How the Consolidated Appropriations Act can help
The Consolidated Appropriations Act contains several provisions targeting cybersecurity of medical devices, while increasing the FDA’s regulatory authority.
First, security requirements will be implemented at an unprecedented federal level. Manufacturers will be required to implement security controls that prevent unauthorized access to devices, ensure medical devices are accessible amid a cyberattack and protect patient confidentiality and data. Each manufacturer will be required to submit a comprehensive cybersecurity plan to the FDA to be reviewed for pre-market approval that will detail their procedures to ensure post-market software and firmware updates are available to consumers.
Measures will also require improved transparency and accountability from manufacturers. Now, manufacturers must report cybersecurity incidents to the FDA (as well as affected patients) within a specific timeframe and provide updates on the progress of remediation efforts and plans to prevent similar incidents from occurring.
Product recalls and remediation concerns due to cyber threats happen frequently, and as agencies (like the FDA) increasingly voice their criticisms of manufacturer decisions publicly, manufacturers must fall in suit and do things by the book to prevent public blowback. Consequently, there is more incentive to follow experts’ advice to establish recall and remediation plans that include how to respond to a product-related crisis. It’s also suggested that manufacturers engage in mock recall exercises as part of their risk management protocols.
Some provisions go beyond targeting only medical device manufacturers — such as one key provision that establishes a new center within the FDA dedicated to improving and coordinating cybersecurity efforts for medical devices. The Cybersecurity Center of Excellence will develop and implement standards and best practices, provide guidance to manufacturers and health care providers and evaluate device security. Importantly, this will create a bridge between manufacturers and the federal government to create a path forward in addressing cybersecurity concerns in the medical device industry.
Other provisions promote information sharing and cooperation among stakeholders; the FDA will be required to establish a public-private partnership to promote cybersecurity within the industry. The FDA will also be obligated to establish a new pilot program designed to assess cybersecurity vulnerability reporting and provide the agency critical data on risks.
The projected impact

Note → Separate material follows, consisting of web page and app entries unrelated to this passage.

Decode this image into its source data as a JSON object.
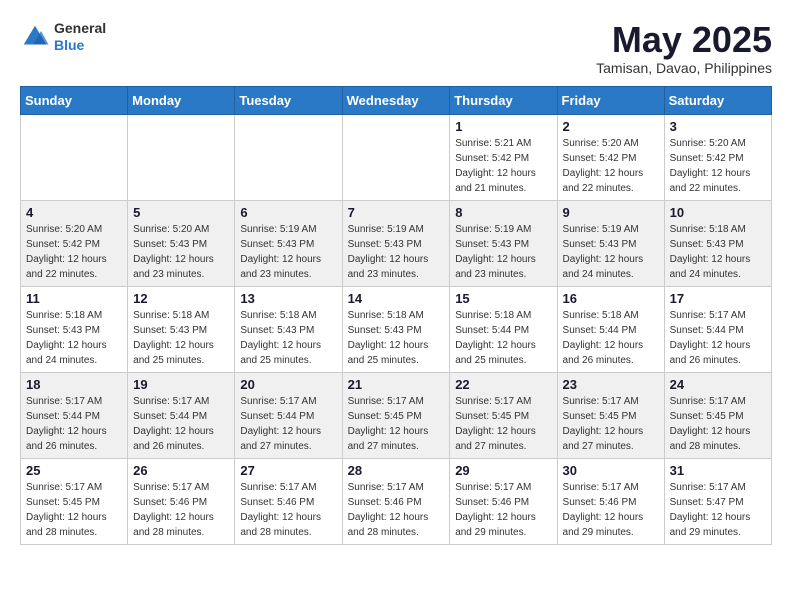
{
  "header": {
    "logo_line1": "General",
    "logo_line2": "Blue",
    "month": "May 2025",
    "location": "Tamisan, Davao, Philippines"
  },
  "days_of_week": [
    "Sunday",
    "Monday",
    "Tuesday",
    "Wednesday",
    "Thursday",
    "Friday",
    "Saturday"
  ],
  "weeks": [
    [
      {
        "day": "",
        "info": ""
      },
      {
        "day": "",
        "info": ""
      },
      {
        "day": "",
        "info": ""
      },
      {
        "day": "",
        "info": ""
      },
      {
        "day": "1",
        "info": "Sunrise: 5:21 AM\nSunset: 5:42 PM\nDaylight: 12 hours\nand 21 minutes."
      },
      {
        "day": "2",
        "info": "Sunrise: 5:20 AM\nSunset: 5:42 PM\nDaylight: 12 hours\nand 22 minutes."
      },
      {
        "day": "3",
        "info": "Sunrise: 5:20 AM\nSunset: 5:42 PM\nDaylight: 12 hours\nand 22 minutes."
      }
    ],
    [
      {
        "day": "4",
        "info": "Sunrise: 5:20 AM\nSunset: 5:42 PM\nDaylight: 12 hours\nand 22 minutes."
      },
      {
        "day": "5",
        "info": "Sunrise: 5:20 AM\nSunset: 5:43 PM\nDaylight: 12 hours\nand 23 minutes."
      },
      {
        "day": "6",
        "info": "Sunrise: 5:19 AM\nSunset: 5:43 PM\nDaylight: 12 hours\nand 23 minutes."
      },
      {
        "day": "7",
        "info": "Sunrise: 5:19 AM\nSunset: 5:43 PM\nDaylight: 12 hours\nand 23 minutes."
      },
      {
        "day": "8",
        "info": "Sunrise: 5:19 AM\nSunset: 5:43 PM\nDaylight: 12 hours\nand 23 minutes."
      },
      {
        "day": "9",
        "info": "Sunrise: 5:19 AM\nSunset: 5:43 PM\nDaylight: 12 hours\nand 24 minutes."
      },
      {
        "day": "10",
        "info": "Sunrise: 5:18 AM\nSunset: 5:43 PM\nDaylight: 12 hours\nand 24 minutes."
      }
    ],
    [
      {
        "day": "11",
        "info": "Sunrise: 5:18 AM\nSunset: 5:43 PM\nDaylight: 12 hours\nand 24 minutes."
      },
      {
        "day": "12",
        "info": "Sunrise: 5:18 AM\nSunset: 5:43 PM\nDaylight: 12 hours\nand 25 minutes."
      },
      {
        "day": "13",
        "info": "Sunrise: 5:18 AM\nSunset: 5:43 PM\nDaylight: 12 hours\nand 25 minutes."
      },
      {
        "day": "14",
        "info": "Sunrise: 5:18 AM\nSunset: 5:43 PM\nDaylight: 12 hours\nand 25 minutes."
      },
      {
        "day": "15",
        "info": "Sunrise: 5:18 AM\nSunset: 5:44 PM\nDaylight: 12 hours\nand 25 minutes."
      },
      {
        "day": "16",
        "info": "Sunrise: 5:18 AM\nSunset: 5:44 PM\nDaylight: 12 hours\nand 26 minutes."
      },
      {
        "day": "17",
        "info": "Sunrise: 5:17 AM\nSunset: 5:44 PM\nDaylight: 12 hours\nand 26 minutes."
      }
    ],
    [
      {
        "day": "18",
        "info": "Sunrise: 5:17 AM\nSunset: 5:44 PM\nDaylight: 12 hours\nand 26 minutes."
      },
      {
        "day": "19",
        "info": "Sunrise: 5:17 AM\nSunset: 5:44 PM\nDaylight: 12 hours\nand 26 minutes."
      },
      {
        "day": "20",
        "info": "Sunrise: 5:17 AM\nSunset: 5:44 PM\nDaylight: 12 hours\nand 27 minutes."
      },
      {
        "day": "21",
        "info": "Sunrise: 5:17 AM\nSunset: 5:45 PM\nDaylight: 12 hours\nand 27 minutes."
      },
      {
        "day": "22",
        "info": "Sunrise: 5:17 AM\nSunset: 5:45 PM\nDaylight: 12 hours\nand 27 minutes."
      },
      {
        "day": "23",
        "info": "Sunrise: 5:17 AM\nSunset: 5:45 PM\nDaylight: 12 hours\nand 27 minutes."
      },
      {
        "day": "24",
        "info": "Sunrise: 5:17 AM\nSunset: 5:45 PM\nDaylight: 12 hours\nand 28 minutes."
      }
    ],
    [
      {
        "day": "25",
        "info": "Sunrise: 5:17 AM\nSunset: 5:45 PM\nDaylight: 12 hours\nand 28 minutes."
      },
      {
        "day": "26",
        "info": "Sunrise: 5:17 AM\nSunset: 5:46 PM\nDaylight: 12 hours\nand 28 minutes."
      },
      {
        "day": "27",
        "info": "Sunrise: 5:17 AM\nSunset: 5:46 PM\nDaylight: 12 hours\nand 28 minutes."
      },
      {
        "day": "28",
        "info": "Sunrise: 5:17 AM\nSunset: 5:46 PM\nDaylight: 12 hours\nand 28 minutes."
      },
      {
        "day": "29",
        "info": "Sunrise: 5:17 AM\nSunset: 5:46 PM\nDaylight: 12 hours\nand 29 minutes."
      },
      {
        "day": "30",
        "info": "Sunrise: 5:17 AM\nSunset: 5:46 PM\nDaylight: 12 hours\nand 29 minutes."
      },
      {
        "day": "31",
        "info": "Sunrise: 5:17 AM\nSunset: 5:47 PM\nDaylight: 12 hours\nand 29 minutes."
      }
    ]
  ]
}
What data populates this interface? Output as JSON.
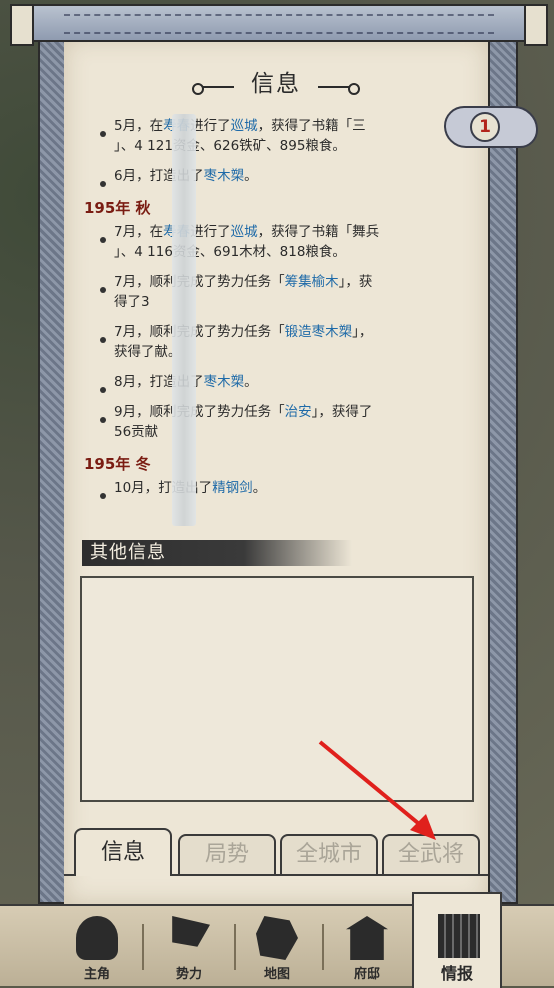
{
  "title": "信息",
  "badge_count": "1",
  "log": {
    "seasons": [
      {
        "label": "",
        "entries": [
          {
            "pre": "5月，",
            "seg1": "",
            "seg2": "在",
            "hl": "寿春",
            "post": "进行了",
            "hl2": "巡城",
            "tail": "，获得了书籍「三",
            "line2": "」、4",
            "line2b": " 121资金、626铁矿、895粮食。"
          },
          {
            "pre": "6月，",
            "seg1": "",
            "seg2": "打造出了",
            "hl": "枣木槊",
            "post": "。",
            "hl2": "",
            "tail": "",
            "line2": "",
            "line2b": ""
          }
        ]
      },
      {
        "label": "195年 秋",
        "entries": [
          {
            "pre": "7月，",
            "seg1": "",
            "seg2": "在",
            "hl": "寿春",
            "post": "进行了",
            "hl2": "巡城",
            "tail": "，获得了书籍「舞兵",
            "line2": "」、4",
            "line2b": " 116资金、691木材、818粮食。"
          },
          {
            "pre": "7月，",
            "seg1": "",
            "seg2": "顺利完成了势力任务「",
            "hl": "筹集榆木",
            "post": "」，获",
            "hl2": "",
            "tail": "",
            "line2": "得了3",
            "line2b": ""
          },
          {
            "pre": "7月，",
            "seg1": "",
            "seg2": "顺利完成了势力任务「",
            "hl": "锻造枣木槊",
            "post": "」，",
            "hl2": "",
            "tail": "",
            "line2": "获得了",
            "line2b": "献。"
          },
          {
            "pre": "8月，",
            "seg1": "",
            "seg2": "打造出了",
            "hl": "枣木槊",
            "post": "。",
            "hl2": "",
            "tail": "",
            "line2": "",
            "line2b": ""
          },
          {
            "pre": "9月，",
            "seg1": "",
            "seg2": "顺利完成了势力任务「",
            "hl": "治安",
            "post": "」，获得了",
            "hl2": "",
            "tail": "",
            "line2": "56贡献",
            "line2b": ""
          }
        ]
      },
      {
        "label": "195年 冬",
        "entries": [
          {
            "pre": "10月，",
            "seg1": "",
            "seg2": "打造出了",
            "hl": "精钢剑",
            "post": "。",
            "hl2": "",
            "tail": "",
            "line2": "",
            "line2b": ""
          }
        ]
      }
    ]
  },
  "other_info": {
    "header": "其他信息"
  },
  "tabs": [
    {
      "label": "信息"
    },
    {
      "label": "局势"
    },
    {
      "label": "全城市"
    },
    {
      "label": "全武将"
    }
  ],
  "nav": [
    {
      "label": "主角"
    },
    {
      "label": "势力"
    },
    {
      "label": "地图"
    },
    {
      "label": "府邸"
    },
    {
      "label": "情报"
    }
  ]
}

Now that the FDA, manufacturers and healthcare providers will be required to work in tandem, issues involving lack of clarity or transparency issues may finally be resolved. On the manufacturers’ end, with the requirements to detail cybersecurity information in recall reports, ensure high-level security standards and report information to the agency, the FDA and healthcare providers will have a wealth of information to better understand cybersecurity risks associated with medical devices.

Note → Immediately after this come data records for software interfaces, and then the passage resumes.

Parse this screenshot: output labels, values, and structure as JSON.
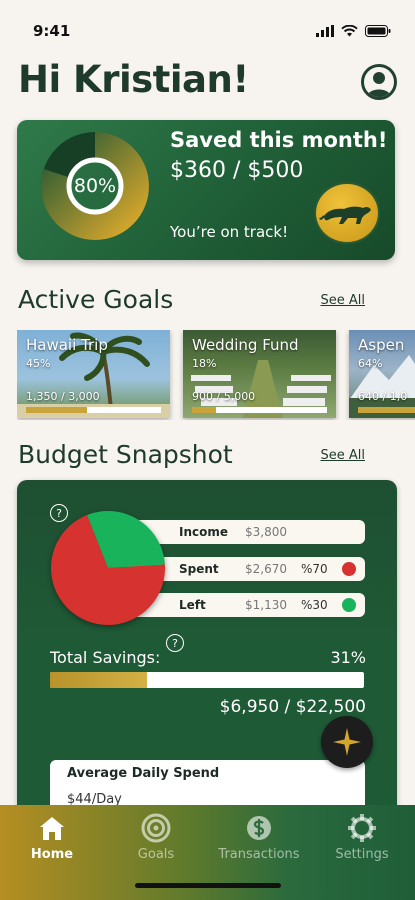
{
  "status_bar": {
    "time": "9:41"
  },
  "header": {
    "greeting": "Hi Kristian!"
  },
  "hero": {
    "progress_percent": 80,
    "progress_label": "80%",
    "title": "Saved this month!",
    "amount": "$360 / $500",
    "status": "You’re on track!"
  },
  "active_goals": {
    "title": "Active Goals",
    "see_all": "See All",
    "goals": [
      {
        "name": "Hawaii Trip",
        "percent": "45%",
        "amount": "1,350 / 3,000",
        "progress": 0.45
      },
      {
        "name": "Wedding Fund",
        "percent": "18%",
        "amount": "900 / 5,000",
        "progress": 0.18
      },
      {
        "name": "Aspen",
        "percent": "64%",
        "amount": "640 / 1,0",
        "progress": 0.64
      }
    ]
  },
  "budget": {
    "title": "Budget Snapshot",
    "see_all": "See All",
    "rows": [
      {
        "label": "Income",
        "value": "$3,800",
        "pct": ""
      },
      {
        "label": "Spent",
        "value": "$2,670",
        "pct": "%70"
      },
      {
        "label": "Left",
        "value": "$1,130",
        "pct": "%30"
      }
    ],
    "help_mark": "?",
    "savings_label": "Total Savings:",
    "savings_pct": "31%",
    "savings_progress": 0.31,
    "savings_amount": "$6,950 / $22,500",
    "daily_title": "Average Daily Spend",
    "daily_value": "$44/Day"
  },
  "colors": {
    "spent": "#d6322f",
    "left": "#19b35c",
    "gold": "#c9a43a",
    "brand_green": "#1f5a36"
  },
  "tabs": [
    {
      "label": "Home",
      "icon": "home-icon",
      "active": true
    },
    {
      "label": "Goals",
      "icon": "target-icon",
      "active": false
    },
    {
      "label": "Transactions",
      "icon": "money-icon",
      "active": false
    },
    {
      "label": "Settings",
      "icon": "gear-icon",
      "active": false
    }
  ]
}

Conversely, requiring the FDA to provide guidance on post-market reviews, create a dedicated center to develop standards and establish the pilot program that targets vulnerabilities, manufacturers (and healthcare providers) will receive helpful knowledge that helps improve issue areas and lower the risk of product recalls.
When medical devices put patients at risk, swift action becomes critical. In addition to patient health, medical device recalls can have a devastating impact on a company’s brand and bottom line, and leave companies open to regulatory action and litigation. Sedgwick's brand protection experts provide decades of medical device experience — helping you develop, enhance, test and execute your product recall plans or remediation procedures.